*PROMPT*. In your copy, include no images and return each entry exactly as written.

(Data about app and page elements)
↓↓↓

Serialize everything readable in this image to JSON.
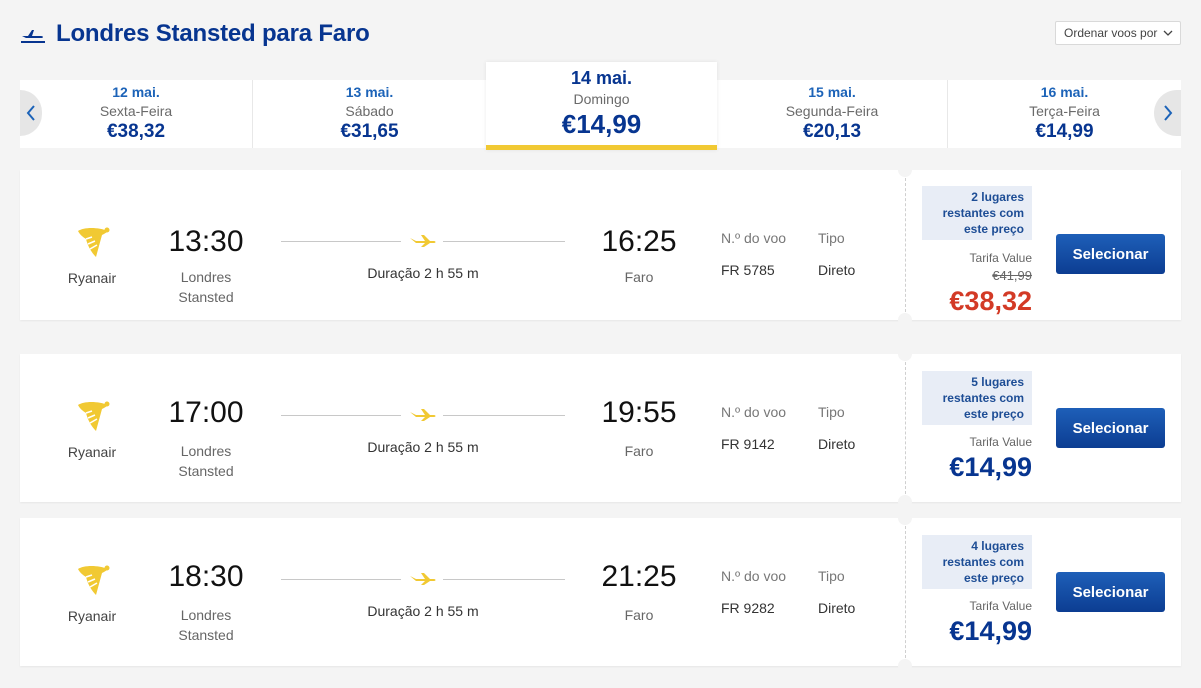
{
  "header": {
    "title": "Londres Stansted para Faro",
    "sort_label": "Ordenar voos por"
  },
  "dates": [
    {
      "date": "12 mai.",
      "weekday": "Sexta-Feira",
      "price": "€38,32"
    },
    {
      "date": "13 mai.",
      "weekday": "Sábado",
      "price": "€31,65"
    },
    {
      "date": "14 mai.",
      "weekday": "Domingo",
      "price": "€14,99",
      "selected": true
    },
    {
      "date": "15 mai.",
      "weekday": "Segunda-Feira",
      "price": "€20,13"
    },
    {
      "date": "16 mai.",
      "weekday": "Terça-Feira",
      "price": "€14,99"
    }
  ],
  "labels": {
    "flight_no": "N.º do voo",
    "type": "Tipo",
    "select": "Selecionar",
    "fare": "Tarifa Value"
  },
  "flights": [
    {
      "airline": "Ryanair",
      "dep_time": "13:30",
      "dep_city_1": "Londres",
      "dep_city_2": "Stansted",
      "duration": "Duração 2 h 55 m",
      "arr_time": "16:25",
      "arr_city": "Faro",
      "flight_no": "FR 5785",
      "type": "Direto",
      "seats_1": "2 lugares",
      "seats_2": "restantes com",
      "seats_3": "este preço",
      "old_price": "€41,99",
      "price": "€38,32"
    },
    {
      "airline": "Ryanair",
      "dep_time": "17:00",
      "dep_city_1": "Londres",
      "dep_city_2": "Stansted",
      "duration": "Duração 2 h 55 m",
      "arr_time": "19:55",
      "arr_city": "Faro",
      "flight_no": "FR 9142",
      "type": "Direto",
      "seats_1": "5 lugares",
      "seats_2": "restantes com",
      "seats_3": "este preço",
      "price": "€14,99"
    },
    {
      "airline": "Ryanair",
      "dep_time": "18:30",
      "dep_city_1": "Londres",
      "dep_city_2": "Stansted",
      "duration": "Duração 2 h 55 m",
      "arr_time": "21:25",
      "arr_city": "Faro",
      "flight_no": "FR 9282",
      "type": "Direto",
      "seats_1": "4 lugares",
      "seats_2": "restantes com",
      "seats_3": "este preço",
      "price": "€14,99"
    }
  ],
  "colors": {
    "brand": "#073590",
    "accent": "#f1c933",
    "discount": "#d33a26"
  },
  "icons": {
    "header": "plane-takeoff-icon",
    "logo": "ryanair-harp-logo",
    "route": "plane-icon"
  }
}
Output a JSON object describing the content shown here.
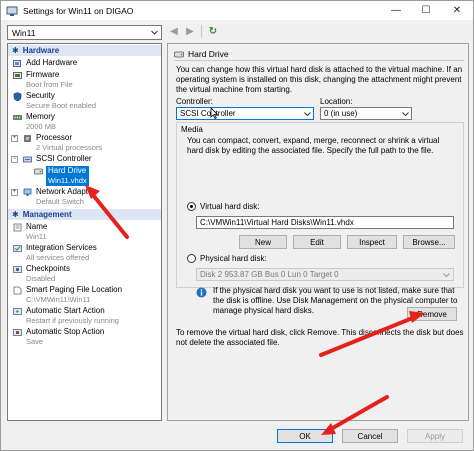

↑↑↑

*REPLY TO THE EXERCISE*.
Serialize everything readable in this image to JSON.
{
  "header": {
    "title": "Londres Stansted para Faro",
    "sort_label": "Ordenar voos por"
  },
  "dates": [
    {
      "date": "12 mai.",
      "weekday": "Sexta-Feira",
      "price": "€38,32"
    },
    {
      "date": "13 mai.",
      "weekday": "Sábado",
      "price": "€31,65"
    },
    {
      "date": "14 mai.",
      "weekday": "Domingo",
      "price": "€14,99",
      "selected": true
    },
    {
      "date": "15 mai.",
      "weekday": "Segunda-Feira",
      "price": "€20,13"
    },
    {
      "date": "16 mai.",
      "weekday": "Terça-Feira",
      "price": "€14,99"
    }
  ],
  "labels": {
    "flight_no": "N.º do voo",
    "type": "Tipo",
    "select": "Selecionar",
    "fare": "Tarifa Value"
  },
  "flights": [
    {
      "airline": "Ryanair",
      "dep_time": "13:30",
      "dep_city_1": "Londres",
      "dep_city_2": "Stansted",
      "duration": "Duração 2 h 55 m",
      "arr_time": "16:25",
      "arr_city": "Faro",
      "flight_no": "FR 5785",
      "type": "Direto",
      "seats_1": "2 lugares",
      "seats_2": "restantes com",
      "seats_3": "este preço",
      "old_price": "€41,99",
      "price": "€38,32"
    },
    {
      "airline": "Ryanair",
      "dep_time": "17:00",
      "dep_city_1": "Londres",
      "dep_city_2": "Stansted",
      "duration": "Duração 2 h 55 m",
      "arr_time": "19:55",
      "arr_city": "Faro",
      "flight_no": "FR 9142",
      "type": "Direto",
      "seats_1": "5 lugares",
      "seats_2": "restantes com",
      "seats_3": "este preço",
      "price": "€14,99"
    },
    {
      "airline": "Ryanair",
      "dep_time": "18:30",
      "dep_city_1": "Londres",
      "dep_city_2": "Stansted",
      "duration": "Duração 2 h 55 m",
      "arr_time": "21:25",
      "arr_city": "Faro",
      "flight_no": "FR 9282",
      "type": "Direto",
      "seats_1": "4 lugares",
      "seats_2": "restantes com",
      "seats_3": "este preço",
      "price": "€14,99"
    }
  ],
  "colors": {
    "brand": "#073590",
    "accent": "#f1c933",
    "discount": "#d33a26"
  },
  "icons": {
    "header": "plane-takeoff-icon",
    "logo": "ryanair-harp-logo",
    "route": "plane-icon"
  }
}
Output a JSON object describing the content shown here.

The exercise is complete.